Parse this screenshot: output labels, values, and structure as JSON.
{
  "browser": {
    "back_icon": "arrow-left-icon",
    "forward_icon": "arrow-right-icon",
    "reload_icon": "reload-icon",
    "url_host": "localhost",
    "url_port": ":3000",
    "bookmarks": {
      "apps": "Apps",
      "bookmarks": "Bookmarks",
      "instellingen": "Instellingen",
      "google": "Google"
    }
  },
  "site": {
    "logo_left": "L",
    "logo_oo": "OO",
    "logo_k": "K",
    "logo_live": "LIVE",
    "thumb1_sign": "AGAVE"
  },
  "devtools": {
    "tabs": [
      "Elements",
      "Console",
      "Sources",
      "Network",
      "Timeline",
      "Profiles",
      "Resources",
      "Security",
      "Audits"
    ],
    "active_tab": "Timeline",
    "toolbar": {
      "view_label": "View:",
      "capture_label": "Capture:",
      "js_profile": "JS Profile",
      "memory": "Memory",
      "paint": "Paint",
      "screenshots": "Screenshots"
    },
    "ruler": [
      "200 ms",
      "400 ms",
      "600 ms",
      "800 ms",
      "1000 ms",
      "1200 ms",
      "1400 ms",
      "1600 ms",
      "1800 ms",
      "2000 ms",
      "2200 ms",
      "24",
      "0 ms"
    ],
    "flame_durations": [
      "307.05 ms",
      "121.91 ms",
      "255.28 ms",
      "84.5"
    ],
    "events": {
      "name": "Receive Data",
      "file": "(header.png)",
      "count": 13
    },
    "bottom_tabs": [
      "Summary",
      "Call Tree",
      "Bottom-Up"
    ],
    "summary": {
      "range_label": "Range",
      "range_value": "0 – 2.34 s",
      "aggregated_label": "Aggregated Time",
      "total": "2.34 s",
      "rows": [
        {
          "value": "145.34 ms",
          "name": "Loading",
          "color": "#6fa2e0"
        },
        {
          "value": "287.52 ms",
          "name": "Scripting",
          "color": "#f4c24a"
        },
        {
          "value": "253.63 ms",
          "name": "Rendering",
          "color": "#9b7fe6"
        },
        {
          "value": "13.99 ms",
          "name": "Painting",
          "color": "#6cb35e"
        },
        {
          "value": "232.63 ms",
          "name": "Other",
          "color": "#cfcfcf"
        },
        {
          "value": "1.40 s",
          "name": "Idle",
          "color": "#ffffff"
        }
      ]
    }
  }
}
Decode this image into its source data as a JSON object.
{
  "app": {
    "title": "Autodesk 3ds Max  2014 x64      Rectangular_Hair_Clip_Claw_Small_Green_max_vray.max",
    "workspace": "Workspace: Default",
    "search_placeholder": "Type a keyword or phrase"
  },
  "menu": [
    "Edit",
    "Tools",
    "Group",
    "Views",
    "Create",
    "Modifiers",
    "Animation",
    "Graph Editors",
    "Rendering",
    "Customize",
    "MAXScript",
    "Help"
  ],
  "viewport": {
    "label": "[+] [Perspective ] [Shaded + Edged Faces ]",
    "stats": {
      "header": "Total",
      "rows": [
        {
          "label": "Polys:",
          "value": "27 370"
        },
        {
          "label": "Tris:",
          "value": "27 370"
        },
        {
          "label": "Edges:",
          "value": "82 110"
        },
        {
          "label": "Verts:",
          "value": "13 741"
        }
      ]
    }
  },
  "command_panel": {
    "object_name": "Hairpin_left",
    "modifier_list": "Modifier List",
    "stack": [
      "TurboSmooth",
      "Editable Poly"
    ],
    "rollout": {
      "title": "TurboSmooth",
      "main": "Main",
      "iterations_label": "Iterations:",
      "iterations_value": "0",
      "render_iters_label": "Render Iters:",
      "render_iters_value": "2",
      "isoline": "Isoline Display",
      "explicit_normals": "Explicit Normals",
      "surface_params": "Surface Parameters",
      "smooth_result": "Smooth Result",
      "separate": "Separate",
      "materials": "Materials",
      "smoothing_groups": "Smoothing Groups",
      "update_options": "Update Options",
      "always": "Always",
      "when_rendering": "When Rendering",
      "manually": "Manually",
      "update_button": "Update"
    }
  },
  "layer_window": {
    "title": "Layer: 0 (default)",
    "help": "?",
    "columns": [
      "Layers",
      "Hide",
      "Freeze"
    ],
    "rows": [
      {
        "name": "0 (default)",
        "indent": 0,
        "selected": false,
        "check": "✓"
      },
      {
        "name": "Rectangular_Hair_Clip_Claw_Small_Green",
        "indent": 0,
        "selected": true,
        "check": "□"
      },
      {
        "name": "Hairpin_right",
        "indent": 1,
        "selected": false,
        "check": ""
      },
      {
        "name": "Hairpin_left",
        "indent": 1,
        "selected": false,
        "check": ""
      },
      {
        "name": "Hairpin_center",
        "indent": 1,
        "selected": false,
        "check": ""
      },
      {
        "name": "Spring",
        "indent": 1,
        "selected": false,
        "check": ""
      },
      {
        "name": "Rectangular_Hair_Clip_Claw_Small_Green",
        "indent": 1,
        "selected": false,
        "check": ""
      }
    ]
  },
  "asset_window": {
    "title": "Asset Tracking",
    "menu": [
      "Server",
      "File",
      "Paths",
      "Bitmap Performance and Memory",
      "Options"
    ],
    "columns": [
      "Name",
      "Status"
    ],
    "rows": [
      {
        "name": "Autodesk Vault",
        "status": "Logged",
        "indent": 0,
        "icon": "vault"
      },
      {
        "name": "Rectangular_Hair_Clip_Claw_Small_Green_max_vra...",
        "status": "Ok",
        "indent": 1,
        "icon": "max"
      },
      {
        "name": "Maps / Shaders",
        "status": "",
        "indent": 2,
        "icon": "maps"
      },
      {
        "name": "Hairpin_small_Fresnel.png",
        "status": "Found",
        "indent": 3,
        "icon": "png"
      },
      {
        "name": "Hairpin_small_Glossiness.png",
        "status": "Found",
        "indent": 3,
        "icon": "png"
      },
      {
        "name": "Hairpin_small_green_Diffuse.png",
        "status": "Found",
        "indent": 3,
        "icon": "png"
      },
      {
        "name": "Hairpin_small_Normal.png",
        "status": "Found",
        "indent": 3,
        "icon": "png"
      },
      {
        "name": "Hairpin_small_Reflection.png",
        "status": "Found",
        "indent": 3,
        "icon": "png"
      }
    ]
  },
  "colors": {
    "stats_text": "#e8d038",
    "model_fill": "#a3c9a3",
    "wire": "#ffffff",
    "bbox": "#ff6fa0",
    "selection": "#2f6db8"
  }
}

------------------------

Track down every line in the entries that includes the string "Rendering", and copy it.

          "name": "Rendering",
    "Rendering",
      "when_rendering": "When Rendering",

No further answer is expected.